Today’s Guest Blogger, Andrew Odom, speaks on Sustainability and what it means to him.
Andrew and his family are building a Tiny Home and chronicling their journey on their site, Tiny r(E)volution.
I want to be perfectly honest. I don’t get the whole sustainability movement. I don’t understand what it means to have the capacity to endure. What I do understand is stewardship. I understand the idea of being a steward; a person who manages another’s property. More on that later.
The word sustainability is derived from the Latin ‘sustinere’ (tenere, to hold; sus, up). Dictionaries provide more than ten meanings for sustain, the main ones being to “maintain”, “support”, or “endure”. Sounds so sterile doesn’t it? However, since the 1980s sustainability has been used more in the sense of human sustainability on our planet and this has resulted in the most widely quoted definition of sustainability and sustainable development, that of the Brundtland Commission of the United Nations on March 20, 1987: “sustainable development is development that meets the needs of the present without compromising the ability of future generations to meet their own needs.” 1
In the context of my life, my colleagues, my circles, etc, sustainability is more about the destruction of the Earth’s ecosystems. The total environmental impact of a community depends both on population and impact per person, which in turn depends in complex ways on what resources are being used, whether or not those resources are renewable, and the scale of the human activity relative to the carrying capacity of the ecosystems involved. Yet I still don’t quite understand.
Sustainability is the practice of theory we learned as children. If it isn’t yours, don’t touch it. If you don’t touch it, you can’t break it. If you can’t break it, you won’t have to worry about trying to replace it. The same goes for our planet. We are created to be stewards of this planet. We don’t own Earth. It is not ours. We were created to dwell on this planet. The soil the runs between our toes? A gift. The air we breathe? A gift. The beautiful colors that enhance the landscape season after season. You guessed it. A gift! We are but the managers of this ball we call home. It isn’t ours so we shouldn’t touch it in an abusive way. If we don’t touch it abusively then we can’t break it. If we don’t break it we don’t have to worry about replacing it. In essence we maintain the delicate balance of the cosmos.
I know. Sounds a bit crunchy to me too. In fact, it is probably assumed that I am writing this post with my shirt off, paint smeared under my eyes, with the sounds nature gently playing in the background as I quietly hum Kumbaya. Not so. I am a normal guy who types on a computer for a number of hours a day, wears boring Fruit of the Loom t-shirts, and breaks for coffee at random times. But I have come to understand sustainability in a way that I never thought possible. In fact, I have come to live sustainability. For my family it has moved beyond an active choice even. It is part of our life. We have transitioned into taking lighter steps, consuming less energy, recycling and repurposing more, and giving thanks for what we have without coveting what we don’t.

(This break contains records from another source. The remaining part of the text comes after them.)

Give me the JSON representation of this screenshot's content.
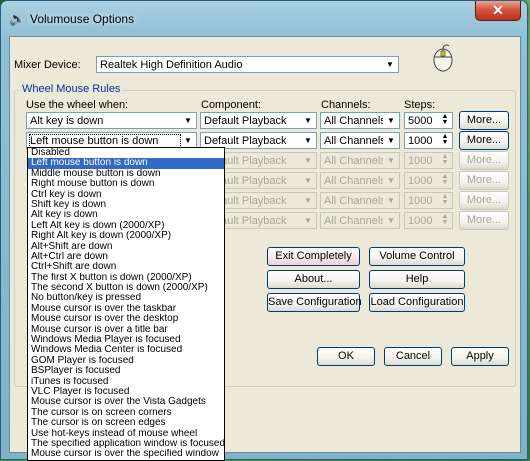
{
  "window": {
    "title": "Volumouse Options",
    "close_symbol": "✕"
  },
  "mixer": {
    "label": "Mixer Device:",
    "value": "Realtek High Definition Audio"
  },
  "group": {
    "title": "Wheel Mouse Rules"
  },
  "headers": {
    "use": "Use the wheel when:",
    "component": "Component:",
    "channels": "Channels:",
    "steps": "Steps:"
  },
  "rows": [
    {
      "use": "Alt key is down",
      "component": "Default Playback",
      "channels": "All Channels",
      "steps": "5000",
      "more": "More..."
    },
    {
      "use": "Left mouse button is down",
      "component": "Default Playback",
      "channels": "All Channels",
      "steps": "1000",
      "more": "More..."
    },
    {
      "use": "",
      "component": "Default Playback",
      "channels": "All Channels",
      "steps": "1000",
      "more": "More..."
    },
    {
      "use": "",
      "component": "Default Playback",
      "channels": "All Channels",
      "steps": "1000",
      "more": "More..."
    },
    {
      "use": "",
      "component": "Default Playback",
      "channels": "All Channels",
      "steps": "1000",
      "more": "More..."
    },
    {
      "use": "",
      "component": "Default Playback",
      "channels": "All Channels",
      "steps": "1000",
      "more": "More..."
    }
  ],
  "buttons": {
    "exit": "Exit Completely",
    "volume": "Volume Control",
    "about": "About...",
    "help": "Help",
    "save": "Save Configuration",
    "load": "Load Configuration",
    "ok": "OK",
    "cancel": "Cancel",
    "apply": "Apply"
  },
  "dropdown_options": [
    "Disabled",
    "Left mouse button is down",
    "Middle mouse button is down",
    "Right mouse button is down",
    "Ctrl key is down",
    "Shift key is down",
    "Alt key is down",
    "Left Alt key is down  (2000/XP)",
    "Right Alt key is down  (2000/XP)",
    "Alt+Shift are down",
    "Alt+Ctrl are down",
    "Ctrl+Shift are down",
    "The first X button is down  (2000/XP)",
    "The second X button is down  (2000/XP)",
    "No button/key is pressed",
    "Mouse cursor is over the taskbar",
    "Mouse cursor is over the desktop",
    "Mouse cursor is over a title bar",
    "Windows Media Player is focused",
    "Windows Media Center is focused",
    "GOM Player is focused",
    "BSPlayer is focused",
    "iTunes is focused",
    "VLC Player is focused",
    "Mouse cursor is over the Vista Gadgets",
    "The cursor is on screen corners",
    "The cursor is on screen edges",
    "Use hot-keys instead of mouse wheel",
    "The specified application window is focused",
    "Mouse cursor is over the specified window"
  ],
  "dropdown_selected_index": 1,
  "icons": {
    "dropdown_arrow": "▼",
    "spin_up": "▲",
    "spin_down": "▼"
  },
  "colors": {
    "selection": "#316ac5",
    "face": "#ece9d8"
  }
}
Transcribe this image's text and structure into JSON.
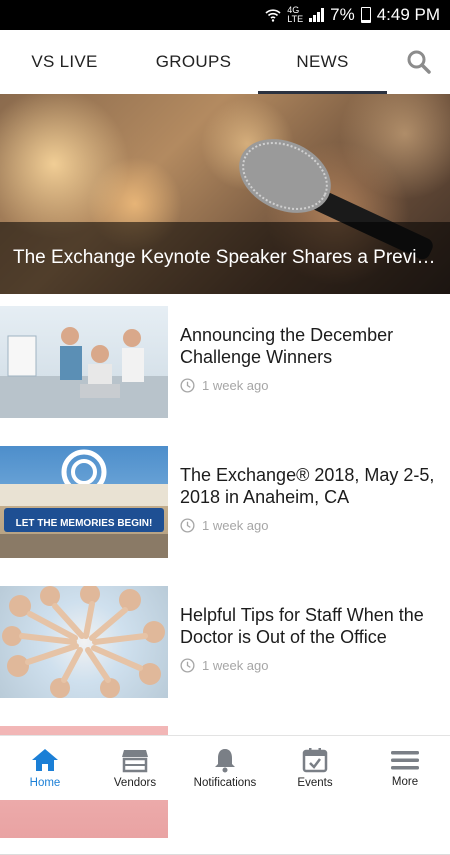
{
  "status_bar": {
    "battery": "7%",
    "time": "4:49 PM",
    "network_label": "4G\nLTE"
  },
  "tabs": [
    {
      "label": "VS LIVE",
      "active": false
    },
    {
      "label": "GROUPS",
      "active": false
    },
    {
      "label": "NEWS",
      "active": true
    }
  ],
  "search_icon": "search-icon",
  "hero": {
    "title": "The Exchange Keynote Speaker Shares a Previe…"
  },
  "news": [
    {
      "title": "Announcing the December Challenge Winners",
      "time": "1 week ago"
    },
    {
      "title": "The Exchange® 2018, May 2-5, 2018 in Anaheim, CA",
      "time": "1 week ago"
    },
    {
      "title": "Helpful Tips for Staff When the Doctor is Out of the Office",
      "time": "1 week ago"
    }
  ],
  "bottom_nav": [
    {
      "label": "Home",
      "icon": "home-icon",
      "active": true
    },
    {
      "label": "Vendors",
      "icon": "store-icon",
      "active": false
    },
    {
      "label": "Notifications",
      "icon": "bell-icon",
      "active": false
    },
    {
      "label": "Events",
      "icon": "calendar-icon",
      "active": false
    },
    {
      "label": "More",
      "icon": "menu-icon",
      "active": false
    }
  ],
  "colors": {
    "accent": "#1b7fd6",
    "tab_underline": "#2b3240",
    "muted_text": "#a6a6a6"
  }
}
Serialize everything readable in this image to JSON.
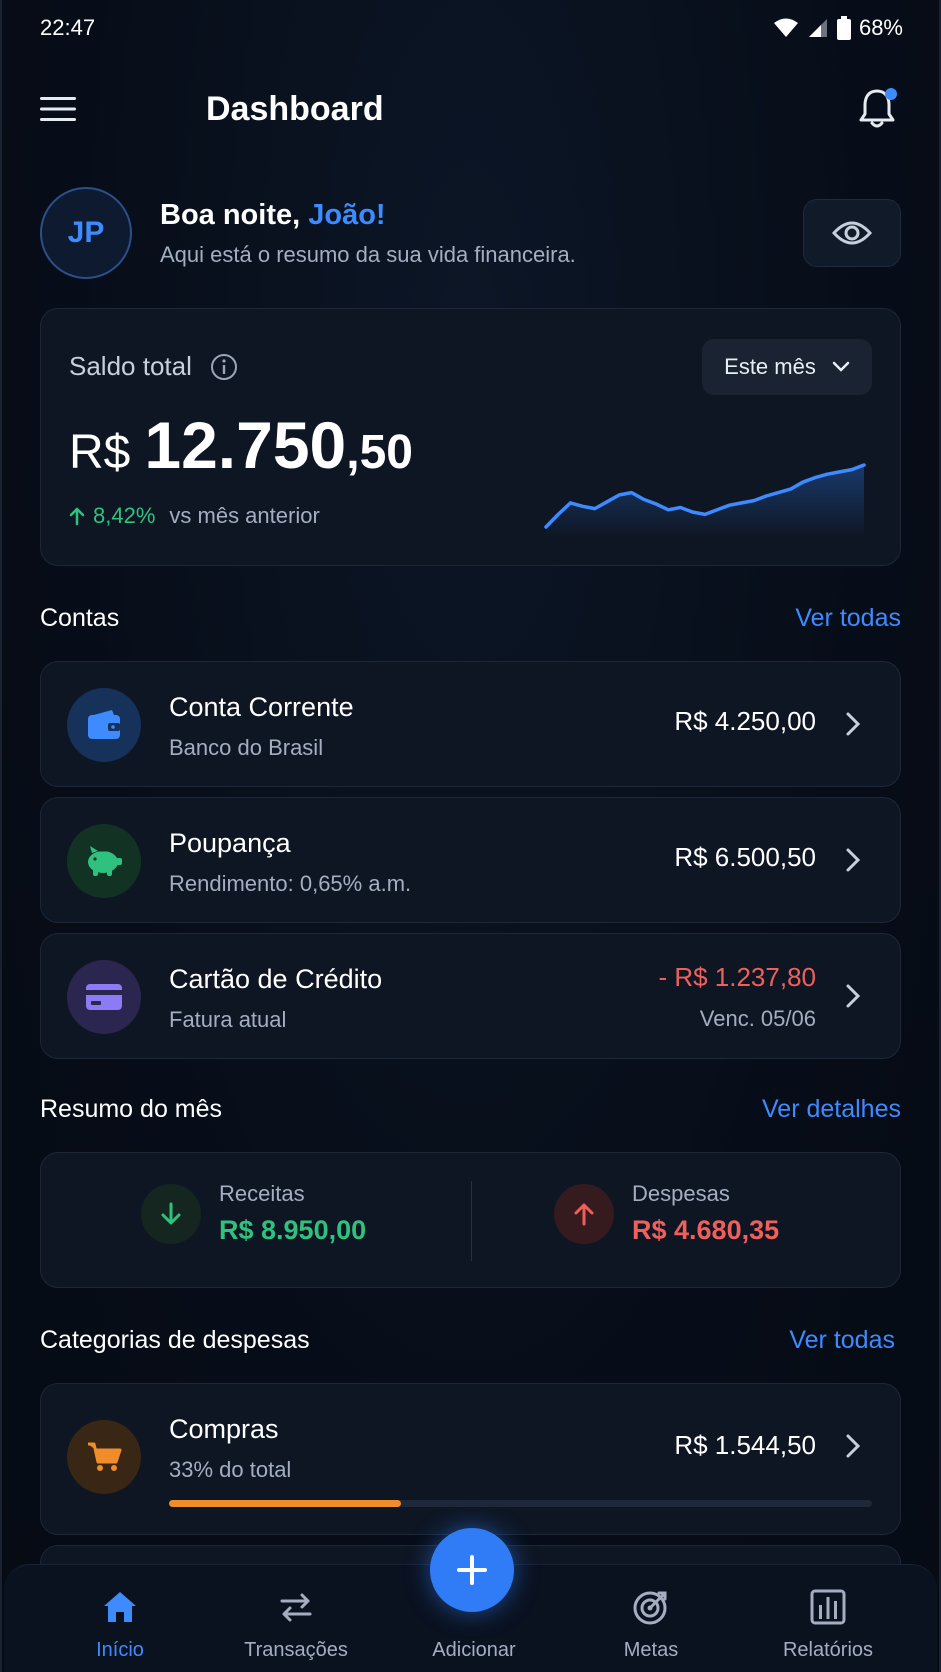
{
  "status_bar": {
    "time": "22:47",
    "battery": "68%"
  },
  "app_bar": {
    "title": "Dashboard"
  },
  "greeting": {
    "avatar_initials": "JP",
    "hello": "Boa noite, ",
    "name": "João!",
    "subtitle": "Aqui está o resumo da sua vida financeira."
  },
  "balance": {
    "label": "Saldo total",
    "period": "Este mês",
    "currency": "R$",
    "integer": "12.750",
    "decimal": ",50",
    "change": "8,42%",
    "change_label": "vs mês anterior",
    "trend": [
      3,
      14,
      24,
      21,
      19,
      25,
      31,
      33,
      27,
      23,
      18,
      20,
      16,
      14,
      18,
      22,
      24,
      26,
      30,
      33,
      36,
      42,
      46,
      49,
      51,
      53,
      57
    ]
  },
  "accounts": {
    "title": "Contas",
    "link": "Ver todas",
    "items": [
      {
        "name": "Conta Corrente",
        "sub": "Banco do Brasil",
        "value": "R$ 4.250,00",
        "icon": "wallet-icon",
        "color": "#3d8bff"
      },
      {
        "name": "Poupança",
        "sub": "Rendimento: 0,65% a.m.",
        "value": "R$ 6.500,50",
        "icon": "piggy-bank-icon",
        "color": "#2ec27e"
      },
      {
        "name": "Cartão de Crédito",
        "sub": "Fatura atual",
        "value": "- R$ 1.237,80",
        "value2": "Venc. 05/06",
        "icon": "credit-card-icon",
        "color": "#8b7cf6"
      }
    ]
  },
  "summary": {
    "title": "Resumo do mês",
    "link": "Ver detalhes",
    "income_label": "Receitas",
    "income_value": "R$ 8.950,00",
    "expense_label": "Despesas",
    "expense_value": "R$ 4.680,35"
  },
  "categories": {
    "title": "Categorias de despesas",
    "link": "Ver todas",
    "items": [
      {
        "name": "Compras",
        "sub": "33% do total",
        "value": "R$ 1.544,50",
        "progress": 0.33,
        "icon": "shopping-cart-icon",
        "color": "#f08c2a"
      }
    ]
  },
  "nav": {
    "items": [
      "Início",
      "Transações",
      "Adicionar",
      "Metas",
      "Relatórios"
    ],
    "active": "Início"
  },
  "colors": {
    "accent": "#3d8bff",
    "positive": "#2ec27e",
    "negative": "#f0605b",
    "orange": "#f08c2a"
  }
}
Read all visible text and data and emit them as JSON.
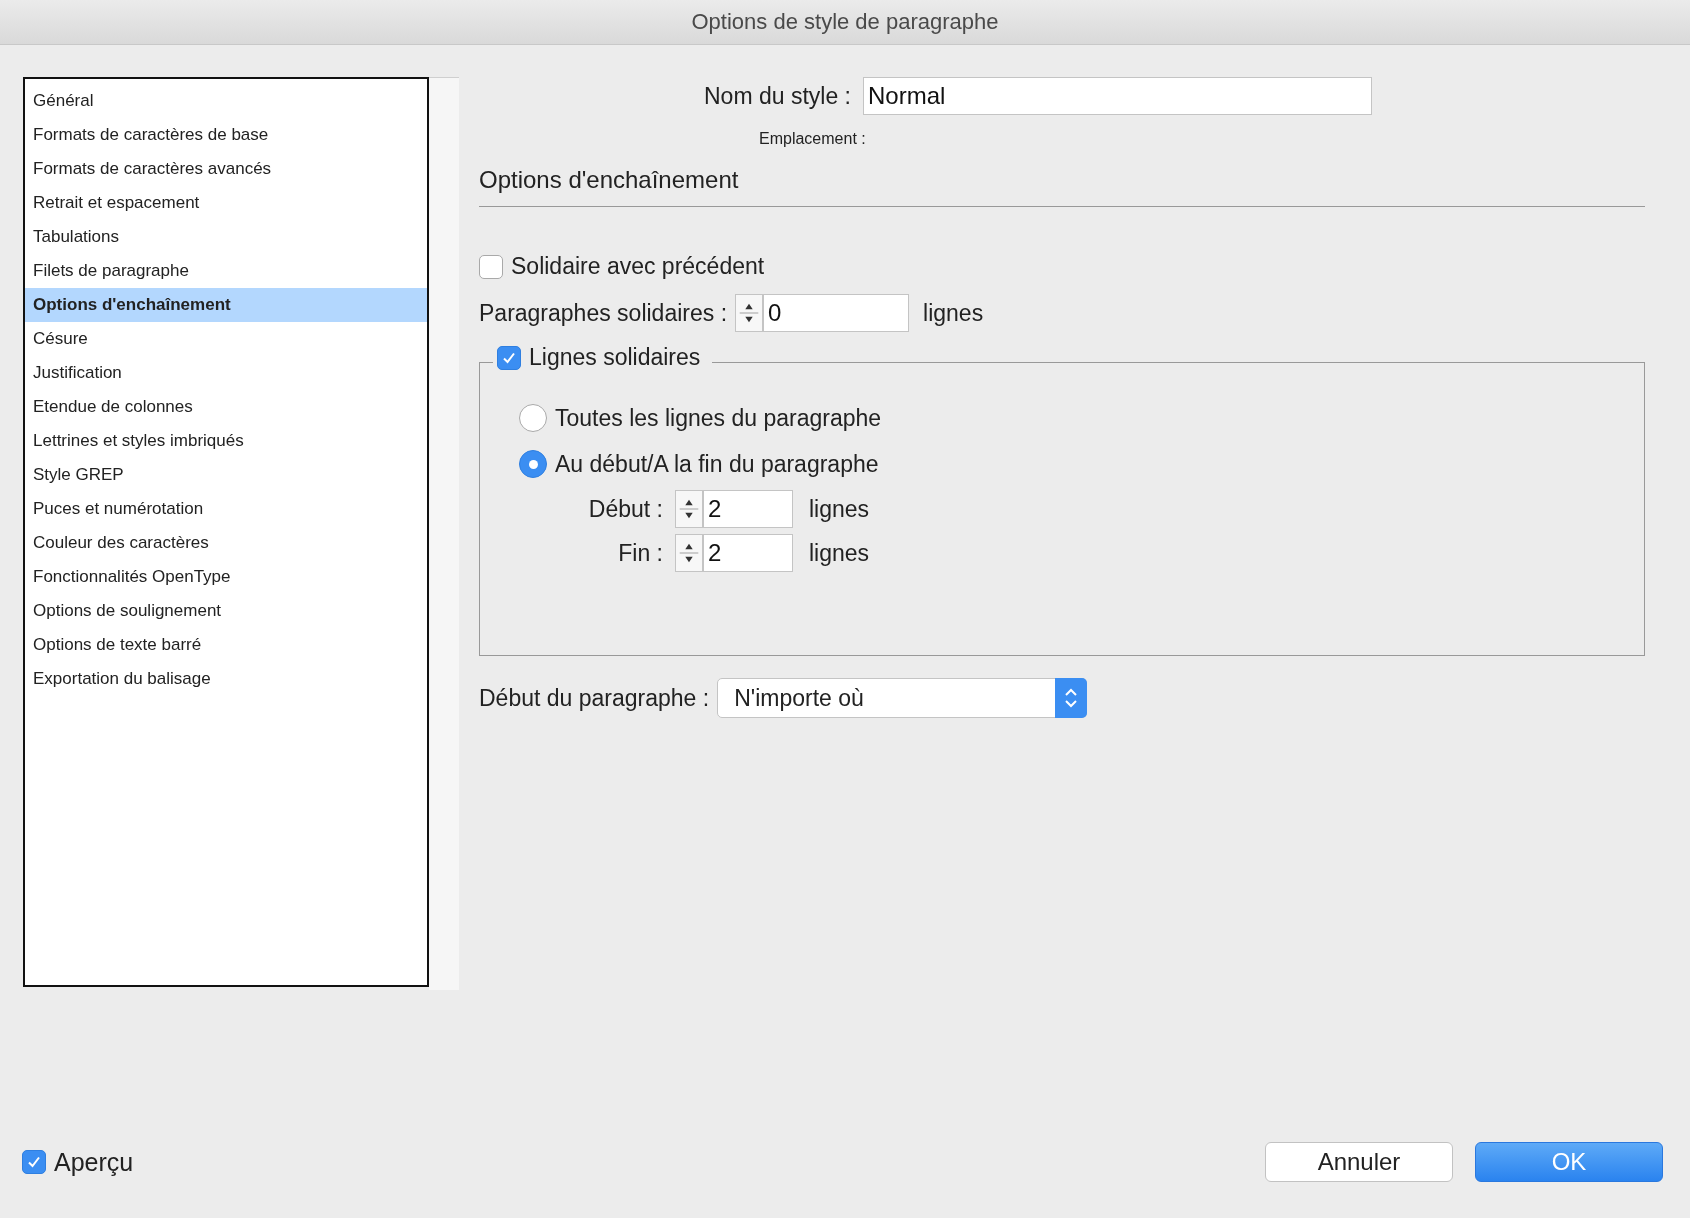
{
  "window": {
    "title": "Options de style de paragraphe"
  },
  "sidebar": {
    "items": [
      {
        "label": "Général",
        "selected": false
      },
      {
        "label": "Formats de caractères de base",
        "selected": false
      },
      {
        "label": "Formats de caractères avancés",
        "selected": false
      },
      {
        "label": "Retrait et espacement",
        "selected": false
      },
      {
        "label": "Tabulations",
        "selected": false
      },
      {
        "label": "Filets de paragraphe",
        "selected": false
      },
      {
        "label": "Options d'enchaînement",
        "selected": true
      },
      {
        "label": "Césure",
        "selected": false
      },
      {
        "label": "Justification",
        "selected": false
      },
      {
        "label": "Etendue de colonnes",
        "selected": false
      },
      {
        "label": "Lettrines et styles imbriqués",
        "selected": false
      },
      {
        "label": "Style GREP",
        "selected": false
      },
      {
        "label": "Puces et numérotation",
        "selected": false
      },
      {
        "label": "Couleur des caractères",
        "selected": false
      },
      {
        "label": "Fonctionnalités OpenType",
        "selected": false
      },
      {
        "label": "Options de soulignement",
        "selected": false
      },
      {
        "label": "Options de texte barré",
        "selected": false
      },
      {
        "label": "Exportation du balisage",
        "selected": false
      }
    ]
  },
  "style_name": {
    "label": "Nom du style :",
    "value": "Normal"
  },
  "location": {
    "label": "Emplacement :"
  },
  "section": {
    "title": "Options d'enchaînement"
  },
  "keep_with_previous": {
    "label": "Solidaire avec précédent",
    "checked": false
  },
  "keep_with_next": {
    "label": "Paragraphes solidaires :",
    "value": "0",
    "unit": "lignes"
  },
  "keep_lines": {
    "label": "Lignes solidaires",
    "checked": true,
    "options": [
      {
        "label": "Toutes les lignes du paragraphe",
        "selected": false
      },
      {
        "label": "Au début/A la fin du paragraphe",
        "selected": true
      }
    ],
    "fields": [
      {
        "label": "Début :",
        "value": "2",
        "unit": "lignes"
      },
      {
        "label": "Fin :",
        "value": "2",
        "unit": "lignes"
      }
    ]
  },
  "start_paragraph": {
    "label": "Début du paragraphe :",
    "value": "N'importe où"
  },
  "preview": {
    "label": "Aperçu",
    "checked": true
  },
  "buttons": [
    {
      "label": "Annuler",
      "kind": "secondary"
    },
    {
      "label": "OK",
      "kind": "primary"
    }
  ]
}
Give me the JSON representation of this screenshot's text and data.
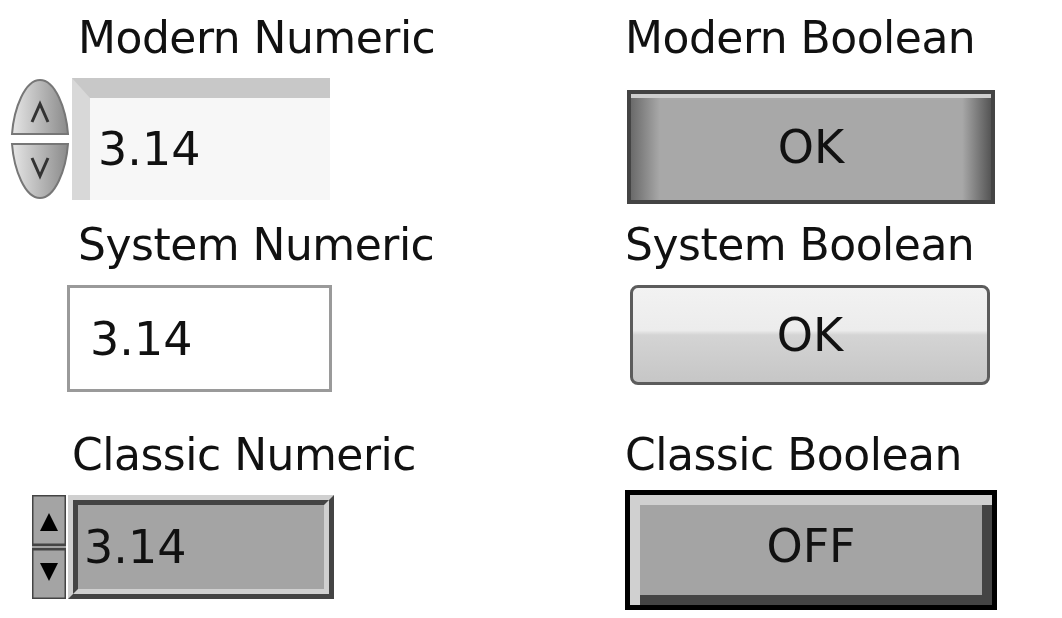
{
  "numerics": [
    {
      "kind": "modern",
      "label": "Modern Numeric",
      "value": "3.14"
    },
    {
      "kind": "system",
      "label": "System Numeric",
      "value": "3.14"
    },
    {
      "kind": "classic",
      "label": "Classic Numeric",
      "value": "3.14"
    }
  ],
  "booleans": [
    {
      "kind": "modern",
      "label": "Modern Boolean",
      "text": "OK"
    },
    {
      "kind": "system",
      "label": "System Boolean",
      "text": "OK"
    },
    {
      "kind": "classic",
      "label": "Classic Boolean",
      "text": "OFF"
    }
  ]
}
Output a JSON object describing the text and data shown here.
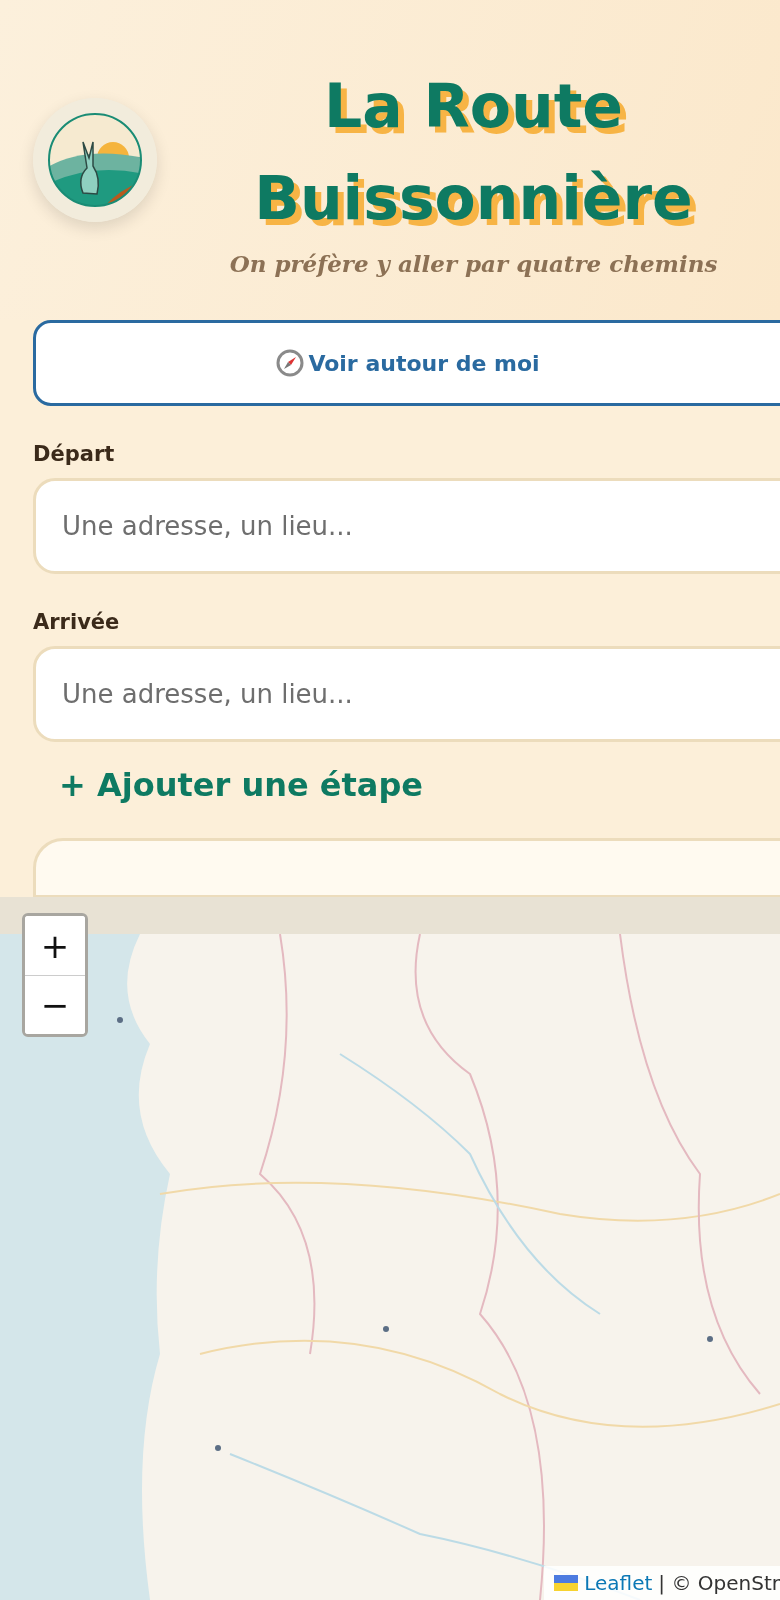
{
  "header": {
    "title_lines": [
      "La Route",
      "Buissonnière"
    ],
    "tagline": "On préfère y aller par quatre chemins"
  },
  "locate_button": {
    "label": "Voir autour de moi"
  },
  "fields": [
    {
      "label": "Départ",
      "placeholder": "Une adresse, un lieu..."
    },
    {
      "label": "Arrivée",
      "placeholder": "Une adresse, un lieu..."
    }
  ],
  "add_stop": {
    "label": "+ Ajouter une étape"
  },
  "map": {
    "kind": "picture",
    "zoom_in": "+",
    "zoom_out": "−",
    "attribution_link": "Leaflet",
    "attribution_text": "| © OpenStr"
  }
}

By now our cover may be up. We may be exposed as those Tiny r(E)volution people. And that is okay. We wear our crowns with pride. We are a family of three that lives in less than 250 square feet. We value our relationship with each other and the world around us. We have gardens and we raise our own animals. From them we gain meat, oil, and compost. Our veggies are food and gifts to our neighbors around us. Our chickens give us eggs and meat but also cultivate the ground we walk on making the soil a rich, cool, black. That, my friends, is sustainability. It is a study of harmony between our life and the lives around us be they animal, vegetable, or mineral. We waste little, want nothing. We call our way of life a r(E)volution because it is 1/2 revolution and 1/2 evolution. It is a partnership with our Earth and a promise to be the best stewards we can be.
I implore of you. The next time you are confronted with the word sustainability, don’t be frightened. Don’t let it greenwash your mind and tint your glasses. Confront it head on knowing that it is nothing but a fancy word for the action of give and take; repeated indefinitely.
1 Definition courtesy of Wikipedia
Bigger does not always mean better. Progress does not always mean forgetting our roots in order to forge a new future. Blogger, photojournalist, and hobby farmer Andrew Odom has spent much of the last few years rediscovering the lost art of living, growing, and being truly happy. Visit him online at www.tinyrevolution.us.